[Items from an interface collection]

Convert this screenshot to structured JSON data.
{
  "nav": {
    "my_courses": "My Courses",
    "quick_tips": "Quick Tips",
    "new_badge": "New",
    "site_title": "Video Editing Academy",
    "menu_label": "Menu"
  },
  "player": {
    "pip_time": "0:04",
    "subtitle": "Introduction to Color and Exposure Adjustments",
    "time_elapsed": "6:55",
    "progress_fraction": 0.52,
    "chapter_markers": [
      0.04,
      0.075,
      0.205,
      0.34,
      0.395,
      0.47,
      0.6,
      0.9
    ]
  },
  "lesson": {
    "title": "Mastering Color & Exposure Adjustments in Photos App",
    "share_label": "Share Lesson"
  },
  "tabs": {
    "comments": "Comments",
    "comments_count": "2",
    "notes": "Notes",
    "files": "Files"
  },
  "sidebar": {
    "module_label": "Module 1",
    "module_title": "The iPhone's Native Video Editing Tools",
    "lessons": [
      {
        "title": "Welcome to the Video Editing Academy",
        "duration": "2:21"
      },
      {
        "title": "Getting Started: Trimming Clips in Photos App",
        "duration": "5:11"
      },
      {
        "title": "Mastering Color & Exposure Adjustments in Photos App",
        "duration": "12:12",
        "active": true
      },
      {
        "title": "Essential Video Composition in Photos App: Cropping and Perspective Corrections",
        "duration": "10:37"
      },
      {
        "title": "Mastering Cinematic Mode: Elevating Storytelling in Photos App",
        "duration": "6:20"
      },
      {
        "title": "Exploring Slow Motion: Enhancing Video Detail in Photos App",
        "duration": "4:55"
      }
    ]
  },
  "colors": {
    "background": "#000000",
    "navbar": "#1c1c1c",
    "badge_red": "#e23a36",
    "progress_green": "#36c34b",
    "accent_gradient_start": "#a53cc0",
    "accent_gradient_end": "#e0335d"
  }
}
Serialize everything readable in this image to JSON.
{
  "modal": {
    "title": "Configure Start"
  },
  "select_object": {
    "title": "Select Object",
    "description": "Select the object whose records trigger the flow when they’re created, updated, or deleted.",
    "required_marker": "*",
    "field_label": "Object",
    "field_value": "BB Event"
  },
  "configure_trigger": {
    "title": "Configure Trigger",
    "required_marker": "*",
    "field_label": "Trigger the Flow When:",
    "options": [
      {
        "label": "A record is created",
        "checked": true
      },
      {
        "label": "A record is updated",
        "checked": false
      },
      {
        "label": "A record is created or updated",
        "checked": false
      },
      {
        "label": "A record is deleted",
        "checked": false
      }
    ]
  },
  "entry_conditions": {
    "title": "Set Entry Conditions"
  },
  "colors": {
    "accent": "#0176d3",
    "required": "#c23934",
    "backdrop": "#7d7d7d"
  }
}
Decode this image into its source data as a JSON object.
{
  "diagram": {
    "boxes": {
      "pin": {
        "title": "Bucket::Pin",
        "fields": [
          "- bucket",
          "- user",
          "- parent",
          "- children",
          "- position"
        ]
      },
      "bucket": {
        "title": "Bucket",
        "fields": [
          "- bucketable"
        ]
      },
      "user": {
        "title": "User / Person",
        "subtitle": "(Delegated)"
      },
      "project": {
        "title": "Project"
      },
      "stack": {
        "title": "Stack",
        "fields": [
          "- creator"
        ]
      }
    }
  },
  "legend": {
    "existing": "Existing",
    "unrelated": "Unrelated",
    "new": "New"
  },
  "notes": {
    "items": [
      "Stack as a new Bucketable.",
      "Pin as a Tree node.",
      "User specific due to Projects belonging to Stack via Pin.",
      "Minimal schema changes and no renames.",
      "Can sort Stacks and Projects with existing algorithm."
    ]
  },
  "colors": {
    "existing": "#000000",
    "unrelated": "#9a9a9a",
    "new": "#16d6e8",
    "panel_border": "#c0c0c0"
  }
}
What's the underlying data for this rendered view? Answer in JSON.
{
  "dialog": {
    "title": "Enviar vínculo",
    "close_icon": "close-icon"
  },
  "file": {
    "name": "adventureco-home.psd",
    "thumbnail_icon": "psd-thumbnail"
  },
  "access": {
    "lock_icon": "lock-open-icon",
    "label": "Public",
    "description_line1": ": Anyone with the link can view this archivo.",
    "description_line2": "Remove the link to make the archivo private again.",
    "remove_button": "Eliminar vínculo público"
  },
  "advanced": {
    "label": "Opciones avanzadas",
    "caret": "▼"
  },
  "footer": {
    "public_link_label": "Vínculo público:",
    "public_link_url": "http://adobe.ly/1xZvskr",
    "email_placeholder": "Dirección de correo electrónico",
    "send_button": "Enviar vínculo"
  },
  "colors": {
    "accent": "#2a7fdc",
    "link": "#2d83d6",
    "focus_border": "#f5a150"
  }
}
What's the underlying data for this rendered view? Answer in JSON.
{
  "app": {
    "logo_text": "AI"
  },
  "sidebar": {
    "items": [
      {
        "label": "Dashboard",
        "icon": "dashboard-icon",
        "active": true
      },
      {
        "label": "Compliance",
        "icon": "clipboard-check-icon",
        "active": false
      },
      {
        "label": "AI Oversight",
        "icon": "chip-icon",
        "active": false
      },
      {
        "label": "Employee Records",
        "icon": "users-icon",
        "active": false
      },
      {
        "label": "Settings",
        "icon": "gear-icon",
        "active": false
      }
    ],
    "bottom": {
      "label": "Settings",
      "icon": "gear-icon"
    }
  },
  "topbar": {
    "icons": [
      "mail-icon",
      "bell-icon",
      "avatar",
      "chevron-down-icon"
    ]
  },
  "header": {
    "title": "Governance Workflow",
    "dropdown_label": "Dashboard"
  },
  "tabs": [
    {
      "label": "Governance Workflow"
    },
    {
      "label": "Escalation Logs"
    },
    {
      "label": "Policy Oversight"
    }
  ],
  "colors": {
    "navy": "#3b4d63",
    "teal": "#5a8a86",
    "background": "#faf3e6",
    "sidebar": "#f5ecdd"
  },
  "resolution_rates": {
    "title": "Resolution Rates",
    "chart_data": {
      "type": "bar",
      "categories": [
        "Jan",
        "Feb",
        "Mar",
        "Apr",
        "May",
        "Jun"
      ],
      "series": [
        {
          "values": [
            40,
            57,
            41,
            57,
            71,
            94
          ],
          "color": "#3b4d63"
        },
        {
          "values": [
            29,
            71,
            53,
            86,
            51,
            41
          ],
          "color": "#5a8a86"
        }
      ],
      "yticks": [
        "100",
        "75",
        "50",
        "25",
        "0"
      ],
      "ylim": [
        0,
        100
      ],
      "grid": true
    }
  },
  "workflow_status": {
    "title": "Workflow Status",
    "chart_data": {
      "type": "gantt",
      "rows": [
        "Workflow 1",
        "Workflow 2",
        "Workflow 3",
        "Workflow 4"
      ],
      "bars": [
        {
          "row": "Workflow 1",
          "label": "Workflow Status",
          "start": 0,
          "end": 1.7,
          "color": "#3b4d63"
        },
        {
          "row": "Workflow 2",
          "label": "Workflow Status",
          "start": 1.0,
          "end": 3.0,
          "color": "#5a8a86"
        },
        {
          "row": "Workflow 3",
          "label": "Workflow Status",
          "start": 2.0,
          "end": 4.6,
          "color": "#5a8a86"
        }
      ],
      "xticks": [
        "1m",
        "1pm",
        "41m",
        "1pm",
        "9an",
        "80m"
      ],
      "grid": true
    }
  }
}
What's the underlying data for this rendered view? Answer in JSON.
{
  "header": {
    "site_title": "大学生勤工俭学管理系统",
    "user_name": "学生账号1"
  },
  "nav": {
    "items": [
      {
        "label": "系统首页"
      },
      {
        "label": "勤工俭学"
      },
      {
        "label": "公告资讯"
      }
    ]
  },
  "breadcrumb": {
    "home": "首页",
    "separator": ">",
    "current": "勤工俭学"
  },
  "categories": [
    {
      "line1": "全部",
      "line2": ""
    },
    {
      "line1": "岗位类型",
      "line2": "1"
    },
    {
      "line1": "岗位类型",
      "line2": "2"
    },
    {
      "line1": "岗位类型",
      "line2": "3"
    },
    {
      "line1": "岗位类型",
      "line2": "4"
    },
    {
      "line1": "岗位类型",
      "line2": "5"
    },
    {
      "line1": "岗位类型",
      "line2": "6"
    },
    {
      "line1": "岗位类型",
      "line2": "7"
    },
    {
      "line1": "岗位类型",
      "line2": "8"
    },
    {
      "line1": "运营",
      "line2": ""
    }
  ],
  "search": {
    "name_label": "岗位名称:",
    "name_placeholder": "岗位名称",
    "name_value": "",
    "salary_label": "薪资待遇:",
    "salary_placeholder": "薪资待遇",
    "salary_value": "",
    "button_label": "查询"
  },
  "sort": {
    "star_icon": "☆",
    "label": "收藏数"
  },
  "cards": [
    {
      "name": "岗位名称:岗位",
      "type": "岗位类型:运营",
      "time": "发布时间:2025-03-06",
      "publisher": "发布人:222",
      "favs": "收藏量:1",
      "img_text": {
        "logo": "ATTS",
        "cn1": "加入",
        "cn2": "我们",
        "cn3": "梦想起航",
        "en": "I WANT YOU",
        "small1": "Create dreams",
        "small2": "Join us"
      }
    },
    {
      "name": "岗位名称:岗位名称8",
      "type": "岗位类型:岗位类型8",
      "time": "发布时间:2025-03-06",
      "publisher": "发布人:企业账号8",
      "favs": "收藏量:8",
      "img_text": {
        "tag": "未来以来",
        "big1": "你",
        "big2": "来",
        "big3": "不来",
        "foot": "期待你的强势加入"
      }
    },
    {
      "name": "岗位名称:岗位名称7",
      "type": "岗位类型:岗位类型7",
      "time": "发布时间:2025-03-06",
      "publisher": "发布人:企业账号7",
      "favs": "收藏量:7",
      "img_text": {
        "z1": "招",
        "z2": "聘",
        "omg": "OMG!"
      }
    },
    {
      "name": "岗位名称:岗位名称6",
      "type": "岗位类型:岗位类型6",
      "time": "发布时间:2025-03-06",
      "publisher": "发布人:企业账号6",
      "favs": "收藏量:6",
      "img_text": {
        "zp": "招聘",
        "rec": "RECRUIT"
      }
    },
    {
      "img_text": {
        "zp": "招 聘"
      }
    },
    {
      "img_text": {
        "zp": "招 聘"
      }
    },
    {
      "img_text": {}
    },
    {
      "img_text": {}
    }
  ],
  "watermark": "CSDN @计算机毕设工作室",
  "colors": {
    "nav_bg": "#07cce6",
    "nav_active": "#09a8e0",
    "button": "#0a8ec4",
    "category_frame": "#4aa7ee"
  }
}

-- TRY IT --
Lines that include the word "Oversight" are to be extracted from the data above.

-- EXERCISE SOLUTION --
        "label": "AI Oversight",
      "label": "Policy Oversight"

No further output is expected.